A college prof of mine once remarked to our education methods class, “Without them, there is no you.” She was speaking of the centrality of students in the teaching process, but the saying applies here:
Without you, dear readers, there is no blog. If there’s no blog, I wouldn’t have as many opportunities to write and speak on the parenting and social justice issues so many of us care deeply about. This blog, then, has become a calling card. Occasionally, I’ll even be introduced as “blogger Eugene Hung, whose blog is Raising Asian American Daughters.”

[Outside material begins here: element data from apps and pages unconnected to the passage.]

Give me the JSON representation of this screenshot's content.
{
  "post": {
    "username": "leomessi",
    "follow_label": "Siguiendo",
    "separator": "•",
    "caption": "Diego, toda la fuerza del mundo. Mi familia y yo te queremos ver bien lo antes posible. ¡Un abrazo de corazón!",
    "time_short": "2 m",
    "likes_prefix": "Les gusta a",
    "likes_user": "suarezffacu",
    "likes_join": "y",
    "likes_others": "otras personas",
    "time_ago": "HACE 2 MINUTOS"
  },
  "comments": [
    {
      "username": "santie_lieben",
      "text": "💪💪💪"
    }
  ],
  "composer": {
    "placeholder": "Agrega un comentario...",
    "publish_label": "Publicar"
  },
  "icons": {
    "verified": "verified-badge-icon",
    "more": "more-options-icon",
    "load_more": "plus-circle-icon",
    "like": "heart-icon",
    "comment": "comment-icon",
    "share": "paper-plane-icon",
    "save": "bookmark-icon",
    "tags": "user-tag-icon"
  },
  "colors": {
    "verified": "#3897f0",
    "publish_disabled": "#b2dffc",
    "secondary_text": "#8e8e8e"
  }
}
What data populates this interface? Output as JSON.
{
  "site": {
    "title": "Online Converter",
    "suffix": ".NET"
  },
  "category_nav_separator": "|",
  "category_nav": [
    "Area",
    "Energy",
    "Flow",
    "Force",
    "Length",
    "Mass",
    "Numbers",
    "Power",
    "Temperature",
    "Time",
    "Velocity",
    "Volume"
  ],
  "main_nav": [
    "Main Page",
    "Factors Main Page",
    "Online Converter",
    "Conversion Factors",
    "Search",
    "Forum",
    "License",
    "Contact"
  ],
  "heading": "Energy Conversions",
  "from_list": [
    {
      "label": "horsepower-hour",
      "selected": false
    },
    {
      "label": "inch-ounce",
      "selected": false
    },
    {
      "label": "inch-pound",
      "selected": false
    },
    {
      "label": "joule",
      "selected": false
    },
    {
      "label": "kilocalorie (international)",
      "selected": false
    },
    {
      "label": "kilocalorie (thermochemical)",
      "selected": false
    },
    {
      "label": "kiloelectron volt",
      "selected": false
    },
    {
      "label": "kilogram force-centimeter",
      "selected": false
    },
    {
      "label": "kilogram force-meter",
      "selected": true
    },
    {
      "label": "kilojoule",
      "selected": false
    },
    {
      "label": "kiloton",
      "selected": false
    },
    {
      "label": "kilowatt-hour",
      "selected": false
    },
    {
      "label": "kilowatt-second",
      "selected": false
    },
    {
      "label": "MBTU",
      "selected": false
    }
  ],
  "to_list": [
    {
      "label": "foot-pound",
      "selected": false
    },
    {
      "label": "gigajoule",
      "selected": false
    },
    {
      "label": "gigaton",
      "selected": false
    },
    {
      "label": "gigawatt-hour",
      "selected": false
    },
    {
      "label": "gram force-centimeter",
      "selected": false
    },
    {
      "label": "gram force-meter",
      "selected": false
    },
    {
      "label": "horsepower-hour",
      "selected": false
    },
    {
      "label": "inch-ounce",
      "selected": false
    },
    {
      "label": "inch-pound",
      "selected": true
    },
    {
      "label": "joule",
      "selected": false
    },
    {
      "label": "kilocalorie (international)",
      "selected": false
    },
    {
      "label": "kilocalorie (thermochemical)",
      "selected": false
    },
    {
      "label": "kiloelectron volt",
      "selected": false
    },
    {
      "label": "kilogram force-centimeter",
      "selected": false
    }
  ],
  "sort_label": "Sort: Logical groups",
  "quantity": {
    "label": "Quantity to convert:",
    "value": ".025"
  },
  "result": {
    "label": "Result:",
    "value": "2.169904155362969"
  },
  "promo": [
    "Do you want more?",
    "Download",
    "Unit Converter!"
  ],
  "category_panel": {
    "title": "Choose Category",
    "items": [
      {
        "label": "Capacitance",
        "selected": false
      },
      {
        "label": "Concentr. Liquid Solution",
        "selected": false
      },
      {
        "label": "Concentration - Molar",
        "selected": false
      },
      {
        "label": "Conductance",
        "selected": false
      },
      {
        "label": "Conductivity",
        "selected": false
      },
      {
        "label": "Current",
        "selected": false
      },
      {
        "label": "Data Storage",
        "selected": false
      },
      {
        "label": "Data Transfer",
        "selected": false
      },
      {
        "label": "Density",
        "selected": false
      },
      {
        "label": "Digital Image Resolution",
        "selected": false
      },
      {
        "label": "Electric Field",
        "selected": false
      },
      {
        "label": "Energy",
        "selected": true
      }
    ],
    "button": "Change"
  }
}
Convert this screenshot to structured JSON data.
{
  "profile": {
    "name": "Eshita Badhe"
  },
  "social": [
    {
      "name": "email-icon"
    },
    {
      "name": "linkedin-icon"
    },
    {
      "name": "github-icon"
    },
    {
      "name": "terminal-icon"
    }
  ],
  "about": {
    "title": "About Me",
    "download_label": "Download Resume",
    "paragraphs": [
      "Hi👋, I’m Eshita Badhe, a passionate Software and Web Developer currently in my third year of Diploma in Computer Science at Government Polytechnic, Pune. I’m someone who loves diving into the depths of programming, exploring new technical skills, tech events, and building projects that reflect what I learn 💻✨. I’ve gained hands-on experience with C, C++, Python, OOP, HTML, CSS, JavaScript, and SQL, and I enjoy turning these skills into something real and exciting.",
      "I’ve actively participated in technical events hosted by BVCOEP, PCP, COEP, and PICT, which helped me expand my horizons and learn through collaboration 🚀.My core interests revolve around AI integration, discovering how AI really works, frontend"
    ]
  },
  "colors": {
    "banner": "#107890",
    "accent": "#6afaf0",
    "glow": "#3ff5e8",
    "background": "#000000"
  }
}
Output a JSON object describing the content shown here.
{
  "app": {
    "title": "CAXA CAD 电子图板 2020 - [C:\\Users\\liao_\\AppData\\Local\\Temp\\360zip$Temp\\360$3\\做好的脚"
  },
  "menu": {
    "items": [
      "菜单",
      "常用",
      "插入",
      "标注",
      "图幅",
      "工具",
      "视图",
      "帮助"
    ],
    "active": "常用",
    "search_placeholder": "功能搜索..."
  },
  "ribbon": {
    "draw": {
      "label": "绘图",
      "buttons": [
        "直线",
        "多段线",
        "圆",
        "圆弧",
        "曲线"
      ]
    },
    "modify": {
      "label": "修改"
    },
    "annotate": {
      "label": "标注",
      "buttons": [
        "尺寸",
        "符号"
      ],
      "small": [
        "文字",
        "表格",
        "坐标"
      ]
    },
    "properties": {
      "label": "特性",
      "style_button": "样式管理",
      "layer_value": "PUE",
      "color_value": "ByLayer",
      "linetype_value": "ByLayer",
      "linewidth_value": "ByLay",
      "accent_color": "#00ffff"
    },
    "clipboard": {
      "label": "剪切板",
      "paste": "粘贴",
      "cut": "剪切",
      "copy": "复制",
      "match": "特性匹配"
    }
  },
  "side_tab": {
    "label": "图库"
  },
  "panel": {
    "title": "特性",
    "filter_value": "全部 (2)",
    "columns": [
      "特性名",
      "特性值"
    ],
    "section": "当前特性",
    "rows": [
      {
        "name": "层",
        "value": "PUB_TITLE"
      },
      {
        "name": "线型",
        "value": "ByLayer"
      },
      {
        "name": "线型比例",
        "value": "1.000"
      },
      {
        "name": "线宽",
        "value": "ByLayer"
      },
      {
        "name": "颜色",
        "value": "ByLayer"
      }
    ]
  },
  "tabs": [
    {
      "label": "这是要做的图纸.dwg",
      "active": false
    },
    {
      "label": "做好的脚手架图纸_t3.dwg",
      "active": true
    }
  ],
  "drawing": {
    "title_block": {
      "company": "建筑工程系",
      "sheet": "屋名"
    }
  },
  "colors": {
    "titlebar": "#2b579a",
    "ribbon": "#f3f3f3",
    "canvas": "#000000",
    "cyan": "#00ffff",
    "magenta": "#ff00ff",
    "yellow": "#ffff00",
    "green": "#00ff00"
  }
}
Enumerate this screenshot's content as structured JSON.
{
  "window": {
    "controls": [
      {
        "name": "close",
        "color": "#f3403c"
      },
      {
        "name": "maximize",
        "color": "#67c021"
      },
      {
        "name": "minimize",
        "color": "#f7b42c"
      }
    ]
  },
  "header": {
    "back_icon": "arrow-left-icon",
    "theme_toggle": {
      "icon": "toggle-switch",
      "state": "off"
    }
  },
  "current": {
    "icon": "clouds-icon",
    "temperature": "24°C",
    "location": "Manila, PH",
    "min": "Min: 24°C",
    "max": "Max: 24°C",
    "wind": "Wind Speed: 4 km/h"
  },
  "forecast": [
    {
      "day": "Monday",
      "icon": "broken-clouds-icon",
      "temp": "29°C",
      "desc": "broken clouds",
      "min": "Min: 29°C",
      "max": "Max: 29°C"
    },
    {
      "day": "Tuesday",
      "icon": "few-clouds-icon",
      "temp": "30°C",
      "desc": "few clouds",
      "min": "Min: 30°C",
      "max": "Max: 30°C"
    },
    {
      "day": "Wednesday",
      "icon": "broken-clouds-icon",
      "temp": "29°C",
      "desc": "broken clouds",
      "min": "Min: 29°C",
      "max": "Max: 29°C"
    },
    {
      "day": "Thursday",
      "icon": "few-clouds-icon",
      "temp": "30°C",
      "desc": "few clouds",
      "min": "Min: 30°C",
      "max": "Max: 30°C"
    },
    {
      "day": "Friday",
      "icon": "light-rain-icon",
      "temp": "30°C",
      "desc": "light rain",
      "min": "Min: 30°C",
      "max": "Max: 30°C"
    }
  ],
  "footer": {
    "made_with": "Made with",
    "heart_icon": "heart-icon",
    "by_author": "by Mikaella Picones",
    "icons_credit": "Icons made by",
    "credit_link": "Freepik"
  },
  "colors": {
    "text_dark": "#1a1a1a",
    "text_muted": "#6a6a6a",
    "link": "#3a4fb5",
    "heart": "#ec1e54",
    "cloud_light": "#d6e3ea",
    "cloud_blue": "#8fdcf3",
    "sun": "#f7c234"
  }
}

So thank you for helping me to gain chances away from this blog site, whether on other blogs, social media, or public forums, to talk about things often overlooked in the Asian community. These are parenting things like emotional health, the effect of popular media on girls’ body image, or sexual abuse prevention. They’re also social justice things, stuff that really needs to change so that my daughters and all girls inherit a better world. These are issues like violence against women and girls, gun violence in America, and ways to support Asian and Native Americans in the face of historical and current injustice.
One such opportunity arose last month, when Southern California public radio KPCC (89.3 FM) invited me to join their morning program Take Two for a conversation about diversity, race, schools, and parenting. My wife and I listen to KPCC quite often, and I’m blessed to know a number of its superb journalists, photographers, producers, editors, and other staff. They’ve come to think of me as the dad blogger, and that led to this occasion.
I’d like to share that on-air discussion with you.(The web page also includes a partial transcript of the conversation.) You’ll hear Take Two co-host Alex Cohen, Take Part Media’s culture and education editor Liz Dwyer, and me. It’s only a portion of the entire convo we had; some sections were cut because of time. But I hope it spurs your thinking as to how elected officials, administrators, teachers, and parents can partner to improve school experiences for kids from every racial background. What do you think? Post a comment below or tweet me at @eughung.
And once again, I thank you!
Eugene Hung is a feminist dad raising Asian American daughters in Southern California. He’s also an advocate for social justice, especially for women, girls, and Native peoples.